Shougang Iron and Steel Group expects its annual steel output to reach 30 million tons by 2012, two years after its Beijing facilities are to be shut down, the group's chairman said Wednesday.
Shougang, meaning "Capital Steel", was Beijing's biggest polluter before it began cutting output at its Beijing plants for last year's Olympics. It is now moving production to a 10-million-ton, state-of-the-art mill on the nearby coast of Hebei Province.
The 21-sq-km new plant in Caofeidian, an islet 220 km east of Beijing, will replace Shougang's old facilities in Beijing next year, to become the country's largest steel production base.
"The new plant will produce 9.7 million tons by the end of next year," said chairman Zhu Jimin at a Beijing assembly commemorating the group's 90th founding anniversary.
He said the group would further expand production by launching new projects as well as merging and acquiring smaller plants in different provinces.
In its latest expansion plan, Shougang last month acquired 90 percent of the equities of Changzhi Iron & Steel Co, Ltd, a 3.6-million-ton plant in the northern Shanxi province.
"By 2012, we'll be producing 30 million tons of steel a year, " said Zhu.
Meanwhile, the Beijing factory site will become a development zone for a wide range of industries including logistic services, real estate development and auto spares production, which will yield an additional 100 billion yuan ($14.7 billion) a year, he said.
Founded in 1919, Shougang is widely considered the flagship of China's heavy industry.

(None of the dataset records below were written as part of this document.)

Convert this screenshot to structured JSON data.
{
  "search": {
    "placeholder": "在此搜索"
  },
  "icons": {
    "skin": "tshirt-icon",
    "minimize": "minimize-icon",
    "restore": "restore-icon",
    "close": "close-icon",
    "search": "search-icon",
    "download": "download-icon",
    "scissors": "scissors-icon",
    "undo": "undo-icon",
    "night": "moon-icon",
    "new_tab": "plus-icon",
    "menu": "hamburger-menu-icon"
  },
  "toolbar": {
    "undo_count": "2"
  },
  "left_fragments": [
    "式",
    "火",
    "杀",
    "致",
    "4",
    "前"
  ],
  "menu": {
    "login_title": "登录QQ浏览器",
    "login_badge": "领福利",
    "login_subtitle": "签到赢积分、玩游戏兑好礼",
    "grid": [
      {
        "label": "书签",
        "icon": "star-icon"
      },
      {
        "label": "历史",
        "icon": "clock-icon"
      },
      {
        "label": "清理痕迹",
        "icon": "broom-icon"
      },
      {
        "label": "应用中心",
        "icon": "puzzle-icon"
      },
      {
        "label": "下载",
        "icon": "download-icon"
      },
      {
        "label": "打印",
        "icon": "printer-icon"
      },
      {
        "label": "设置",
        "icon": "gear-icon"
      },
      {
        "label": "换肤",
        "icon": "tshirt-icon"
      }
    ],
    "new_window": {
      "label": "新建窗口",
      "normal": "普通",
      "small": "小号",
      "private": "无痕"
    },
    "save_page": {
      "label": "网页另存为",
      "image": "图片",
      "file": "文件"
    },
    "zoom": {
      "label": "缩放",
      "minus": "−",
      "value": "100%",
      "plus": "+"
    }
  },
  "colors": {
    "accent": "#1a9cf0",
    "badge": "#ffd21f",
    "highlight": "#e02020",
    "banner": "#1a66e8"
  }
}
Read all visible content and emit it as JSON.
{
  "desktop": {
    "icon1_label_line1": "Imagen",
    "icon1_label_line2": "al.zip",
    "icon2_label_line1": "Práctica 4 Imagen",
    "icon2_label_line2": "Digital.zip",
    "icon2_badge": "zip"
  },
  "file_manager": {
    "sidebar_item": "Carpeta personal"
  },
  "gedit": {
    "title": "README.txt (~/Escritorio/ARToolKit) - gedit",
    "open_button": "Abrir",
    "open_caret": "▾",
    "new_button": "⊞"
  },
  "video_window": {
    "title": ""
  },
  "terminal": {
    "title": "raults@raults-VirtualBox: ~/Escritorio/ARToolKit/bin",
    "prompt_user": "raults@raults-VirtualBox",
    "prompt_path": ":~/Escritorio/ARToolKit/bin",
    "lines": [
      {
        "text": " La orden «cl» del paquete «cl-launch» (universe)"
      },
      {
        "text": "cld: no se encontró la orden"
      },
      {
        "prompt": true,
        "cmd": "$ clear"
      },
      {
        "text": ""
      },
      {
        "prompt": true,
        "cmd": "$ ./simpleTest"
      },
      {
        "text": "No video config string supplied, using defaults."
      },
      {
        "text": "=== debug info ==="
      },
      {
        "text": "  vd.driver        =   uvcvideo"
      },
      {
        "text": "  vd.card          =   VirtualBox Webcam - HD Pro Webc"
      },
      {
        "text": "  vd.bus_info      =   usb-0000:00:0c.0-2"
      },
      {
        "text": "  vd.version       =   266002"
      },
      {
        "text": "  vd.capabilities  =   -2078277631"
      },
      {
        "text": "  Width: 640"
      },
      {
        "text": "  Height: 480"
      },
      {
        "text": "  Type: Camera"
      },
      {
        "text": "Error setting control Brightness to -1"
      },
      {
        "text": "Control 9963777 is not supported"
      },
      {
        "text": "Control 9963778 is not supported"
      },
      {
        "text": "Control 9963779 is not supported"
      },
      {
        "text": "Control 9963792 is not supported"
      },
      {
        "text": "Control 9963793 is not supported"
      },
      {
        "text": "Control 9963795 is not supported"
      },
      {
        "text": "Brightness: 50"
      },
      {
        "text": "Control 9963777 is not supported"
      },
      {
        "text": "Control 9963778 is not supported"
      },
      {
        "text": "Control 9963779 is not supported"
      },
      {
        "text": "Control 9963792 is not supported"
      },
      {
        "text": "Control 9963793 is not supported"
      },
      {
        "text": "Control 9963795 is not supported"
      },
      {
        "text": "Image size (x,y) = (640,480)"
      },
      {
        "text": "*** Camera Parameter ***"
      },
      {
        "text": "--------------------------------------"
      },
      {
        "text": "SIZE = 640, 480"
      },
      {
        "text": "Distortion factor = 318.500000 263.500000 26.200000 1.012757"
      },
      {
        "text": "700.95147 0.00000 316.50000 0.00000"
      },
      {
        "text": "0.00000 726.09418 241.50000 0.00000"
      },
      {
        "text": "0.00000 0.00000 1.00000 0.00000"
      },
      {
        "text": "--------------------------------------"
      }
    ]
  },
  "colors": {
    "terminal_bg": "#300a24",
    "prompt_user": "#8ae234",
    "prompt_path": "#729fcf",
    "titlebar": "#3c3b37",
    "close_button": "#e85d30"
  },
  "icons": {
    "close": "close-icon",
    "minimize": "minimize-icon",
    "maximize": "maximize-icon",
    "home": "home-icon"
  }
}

With its production base just 17 km west of Tiananmen Square in central Beijing, however, it has long been blamed for causing heavy pollution as the plant's chimneys belch out thick clouds of smoke.
Its Beijing plant produced more than 12 million tons of steel annually before it was forced to cut output and pollution in 2007.
Last year, the plant said it cut output and pollution by 70 percent to ensure better air quality for the Beijing Olympics.